§ HOW TO COMPLETE THIS TASK
Scan the data for "title" and copy the lines it appears in.
[[ INPUT DATA open ]]
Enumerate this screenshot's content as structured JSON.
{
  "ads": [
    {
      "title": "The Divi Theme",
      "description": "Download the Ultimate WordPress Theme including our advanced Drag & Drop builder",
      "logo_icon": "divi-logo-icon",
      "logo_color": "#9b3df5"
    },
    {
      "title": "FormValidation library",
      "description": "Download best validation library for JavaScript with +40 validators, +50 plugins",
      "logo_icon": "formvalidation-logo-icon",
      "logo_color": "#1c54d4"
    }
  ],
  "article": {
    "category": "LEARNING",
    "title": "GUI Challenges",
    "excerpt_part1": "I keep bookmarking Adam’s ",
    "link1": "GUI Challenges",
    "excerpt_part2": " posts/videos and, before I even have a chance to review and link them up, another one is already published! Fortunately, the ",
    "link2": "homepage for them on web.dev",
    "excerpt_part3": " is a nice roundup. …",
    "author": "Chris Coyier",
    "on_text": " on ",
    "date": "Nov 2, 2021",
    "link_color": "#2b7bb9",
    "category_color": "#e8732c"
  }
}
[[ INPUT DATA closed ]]
§ ANSWER TO THIS EXERCISE
      "title": "The Divi Theme",
      "title": "FormValidation library",
    "title": "GUI Challenges",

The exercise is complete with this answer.